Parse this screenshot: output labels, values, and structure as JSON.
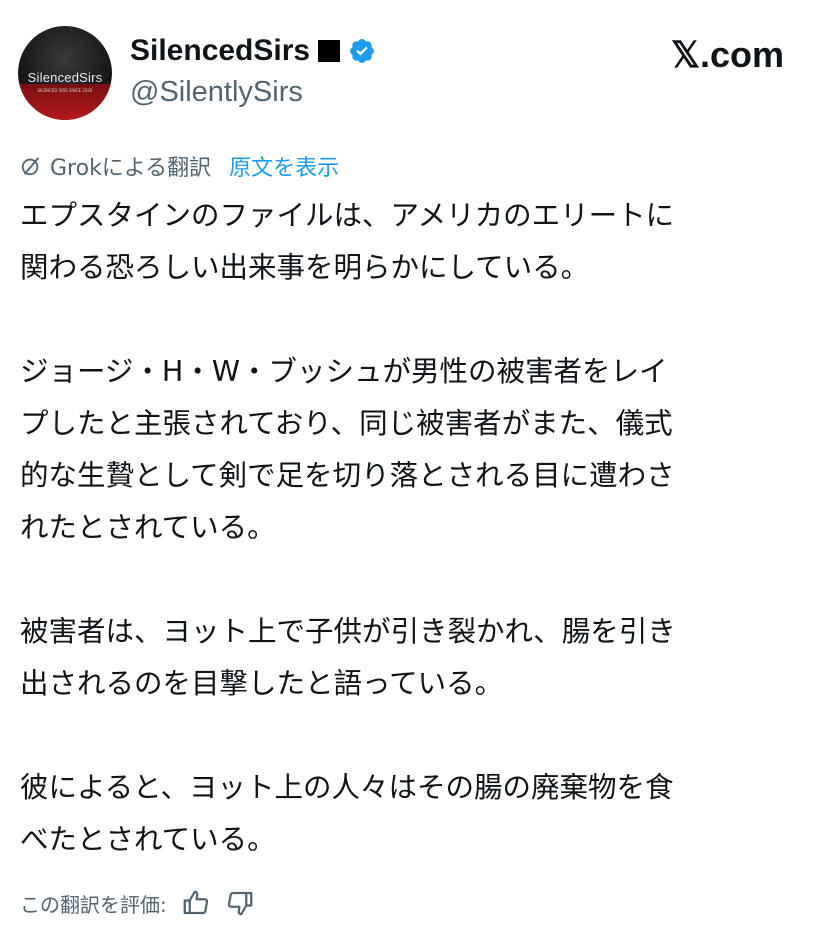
{
  "author": {
    "display_name": "SilencedSirs",
    "handle": "@SilentlySirs",
    "avatar_text": "SilencedSirs",
    "avatar_tagline": "SILENCED SIRS SINCE 2020",
    "emoji_badge": "black-square",
    "verified": true,
    "verified_color": "#1d9bf0"
  },
  "site": {
    "brand": "𝕏.com"
  },
  "translation": {
    "provider_label": "Grokによる翻訳",
    "show_original_label": "原文を表示"
  },
  "post": {
    "paragraphs": [
      "エプスタインのファイルは、アメリカのエリートに\n関わる恐ろしい出来事を明らかにしている。",
      "ジョージ・H・W・ブッシュが男性の被害者をレイ\nプしたと主張されており、同じ被害者がまた、儀式\n的な生贄として剣で足を切り落とされる目に遭わさ\nれたとされている。",
      "被害者は、ヨット上で子供が引き裂かれ、腸を引き\n出されるのを目撃したと語っている。",
      "彼によると、ヨット上の人々はその腸の廃棄物を食\nべたとされている。"
    ]
  },
  "rating": {
    "label": "この翻訳を評価:",
    "thumbs_up_icon": "thumbs-up-icon",
    "thumbs_down_icon": "thumbs-down-icon"
  },
  "colors": {
    "text_primary": "#0f1419",
    "text_secondary": "#536471",
    "link": "#1d9bf0"
  }
}
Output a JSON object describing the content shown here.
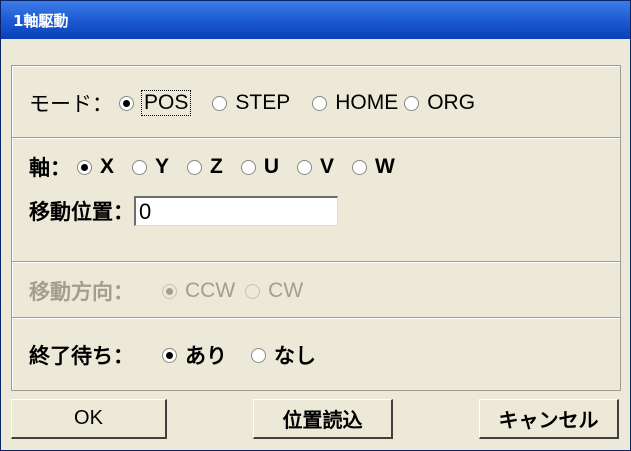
{
  "window": {
    "title": "1軸駆動"
  },
  "mode": {
    "label": "モード：",
    "options": [
      "POS",
      "STEP",
      "HOME",
      "ORG"
    ],
    "selected": "POS"
  },
  "axis": {
    "label": "軸：",
    "options": [
      "X",
      "Y",
      "Z",
      "U",
      "V",
      "W"
    ],
    "selected": "X"
  },
  "position": {
    "label": "移動位置：",
    "value": "0"
  },
  "direction": {
    "label": "移動方向：",
    "options": [
      "CCW",
      "CW"
    ],
    "selected": "CCW",
    "enabled": false
  },
  "wait": {
    "label": "終了待ち：",
    "options": [
      "あり",
      "なし"
    ],
    "selected": "あり"
  },
  "buttons": {
    "ok": "OK",
    "read_position": "位置読込",
    "cancel": "キャンセル"
  }
}
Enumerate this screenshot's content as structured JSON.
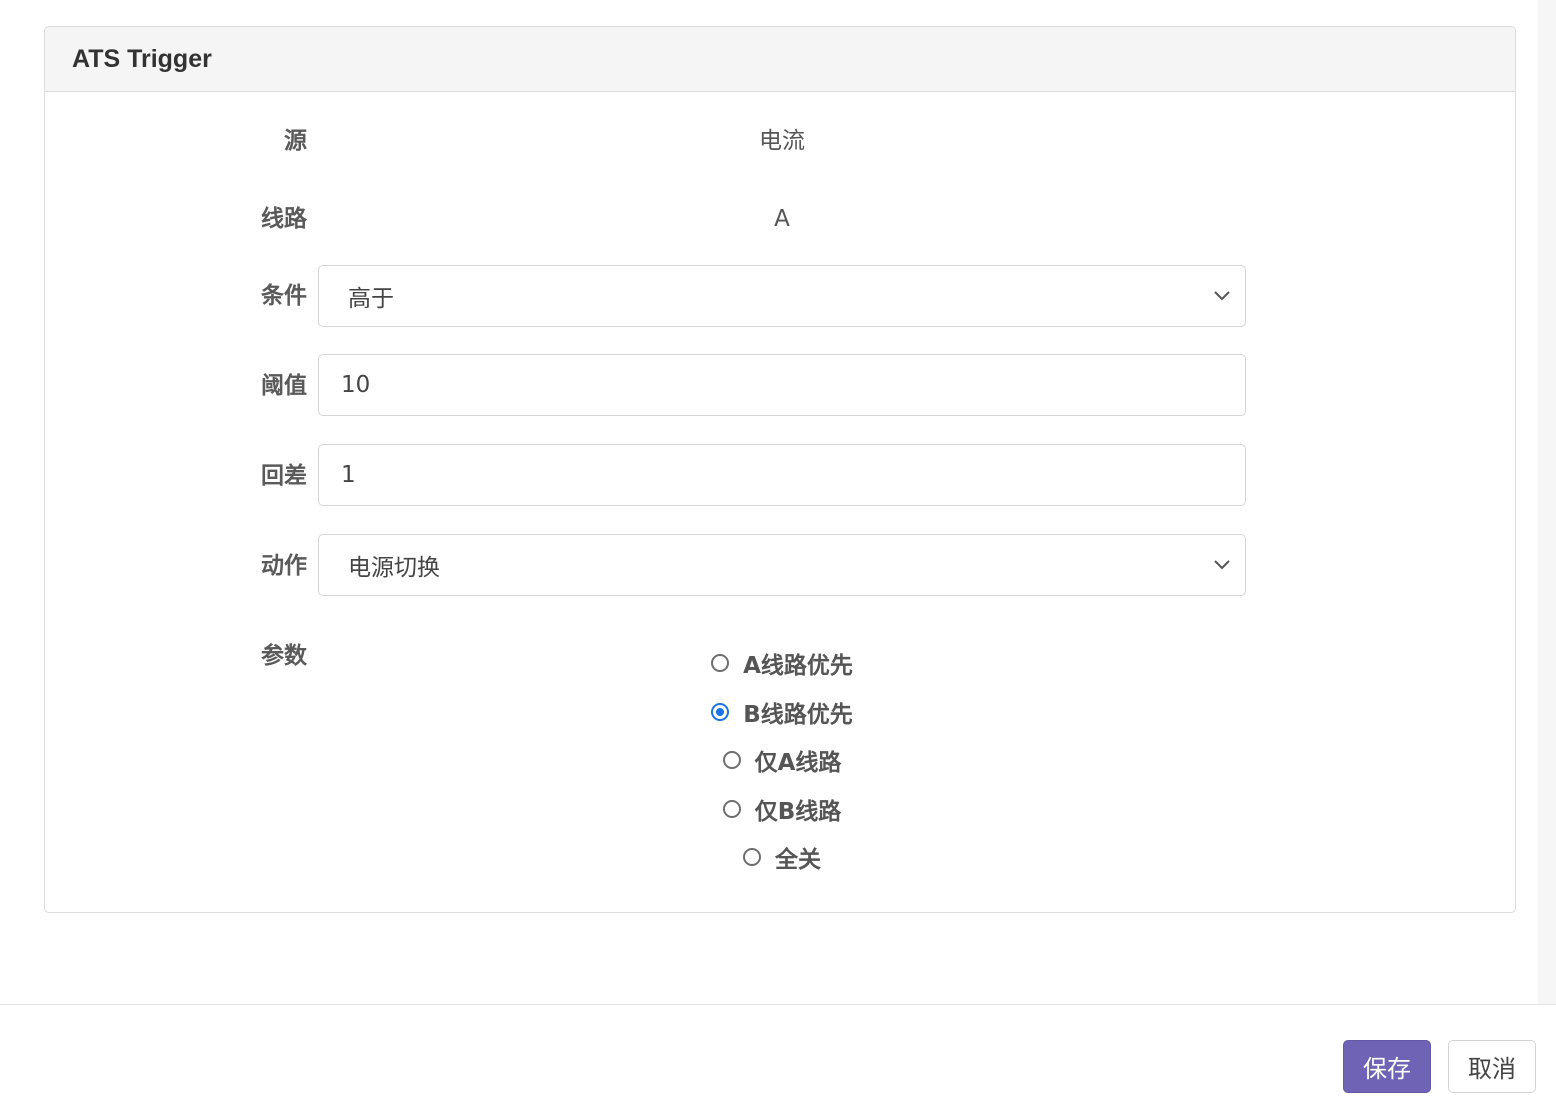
{
  "card": {
    "title": "ATS Trigger"
  },
  "form": {
    "source": {
      "label": "源",
      "value": "电流"
    },
    "line": {
      "label": "线路",
      "value": "A"
    },
    "condition": {
      "label": "条件",
      "selected": "高于"
    },
    "threshold": {
      "label": "阈值",
      "value": "10"
    },
    "hysteresis": {
      "label": "回差",
      "value": "1"
    },
    "action": {
      "label": "动作",
      "selected": "电源切换"
    },
    "params": {
      "label": "参数",
      "options": [
        {
          "label": "A线路优先",
          "checked": false
        },
        {
          "label": "B线路优先",
          "checked": true
        },
        {
          "label": "仅A线路",
          "checked": false
        },
        {
          "label": "仅B线路",
          "checked": false
        },
        {
          "label": "全关",
          "checked": false
        }
      ]
    }
  },
  "footer": {
    "save_label": "保存",
    "cancel_label": "取消"
  },
  "colors": {
    "primary_button": "#6f63b5",
    "radio_checked": "#1a73e8"
  },
  "icons": {
    "select_arrow": "chevron-down-icon"
  }
}
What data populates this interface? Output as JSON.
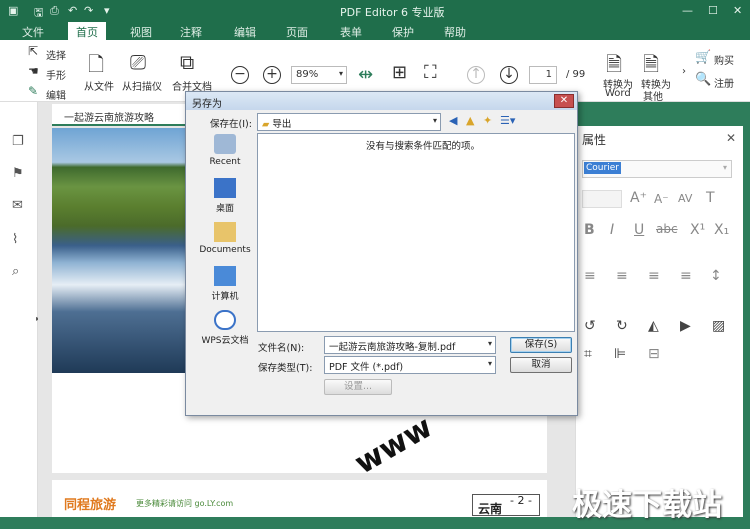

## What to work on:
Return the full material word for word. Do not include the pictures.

## Result of this task:
Parse this screenshot: output labels, values, and structure as JSON.
{
  "author": {
    "display_name": "SilencedSirs",
    "handle": "@SilentlySirs",
    "avatar_text": "SilencedSirs",
    "avatar_tagline": "SILENCED SIRS SINCE 2020",
    "emoji_badge": "black-square",
    "verified": true,
    "verified_color": "#1d9bf0"
  },
  "site": {
    "brand": "𝕏.com"
  },
  "translation": {
    "provider_label": "Grokによる翻訳",
    "show_original_label": "原文を表示"
  },
  "post": {
    "paragraphs": [
      "エプスタインのファイルは、アメリカのエリートに\n関わる恐ろしい出来事を明らかにしている。",
      "ジョージ・H・W・ブッシュが男性の被害者をレイ\nプしたと主張されており、同じ被害者がまた、儀式\n的な生贄として剣で足を切り落とされる目に遭わさ\nれたとされている。",
      "被害者は、ヨット上で子供が引き裂かれ、腸を引き\n出されるのを目撃したと語っている。",
      "彼によると、ヨット上の人々はその腸の廃棄物を食\nべたとされている。"
    ]
  },
  "rating": {
    "label": "この翻訳を評価:",
    "thumbs_up_icon": "thumbs-up-icon",
    "thumbs_down_icon": "thumbs-down-icon"
  },
  "colors": {
    "text_primary": "#0f1419",
    "text_secondary": "#536471",
    "link": "#1d9bf0"
  }
}
Output a JSON object describing the content shown here.
{
  "window": {
    "title": "1軸駆動"
  },
  "mode": {
    "label": "モード：",
    "options": [
      "POS",
      "STEP",
      "HOME",
      "ORG"
    ],
    "selected": "POS"
  },
  "axis": {
    "label": "軸：",
    "options": [
      "X",
      "Y",
      "Z",
      "U",
      "V",
      "W"
    ],
    "selected": "X"
  },
  "position": {
    "label": "移動位置：",
    "value": "0"
  },
  "direction": {
    "label": "移動方向：",
    "options": [
      "CCW",
      "CW"
    ],
    "selected": "CCW",
    "enabled": false
  },
  "wait": {
    "label": "終了待ち：",
    "options": [
      "あり",
      "なし"
    ],
    "selected": "あり"
  },
  "buttons": {
    "ok": "OK",
    "read_position": "位置読込",
    "cancel": "キャンセル"
  }
}
Enumerate this screenshot's content as structured JSON.
{
  "card": {
    "title": "ATS Trigger"
  },
  "form": {
    "source": {
      "label": "源",
      "value": "电流"
    },
    "line": {
      "label": "线路",
      "value": "A"
    },
    "condition": {
      "label": "条件",
      "selected": "高于"
    },
    "threshold": {
      "label": "阈值",
      "value": "10"
    },
    "hysteresis": {
      "label": "回差",
      "value": "1"
    },
    "action": {
      "label": "动作",
      "selected": "电源切换"
    },
    "params": {
      "label": "参数",
      "options": [
        {
          "label": "A线路优先",
          "checked": false
        },
        {
          "label": "B线路优先",
          "checked": true
        },
        {
          "label": "仅A线路",
          "checked": false
        },
        {
          "label": "仅B线路",
          "checked": false
        },
        {
          "label": "全关",
          "checked": false
        }
      ]
    }
  },
  "footer": {
    "save_label": "保存",
    "cancel_label": "取消"
  },
  "colors": {
    "primary_button": "#6f63b5",
    "radio_checked": "#1a73e8"
  },
  "icons": {
    "select_arrow": "chevron-down-icon"
  }
}
What data populates this interface? Output as JSON.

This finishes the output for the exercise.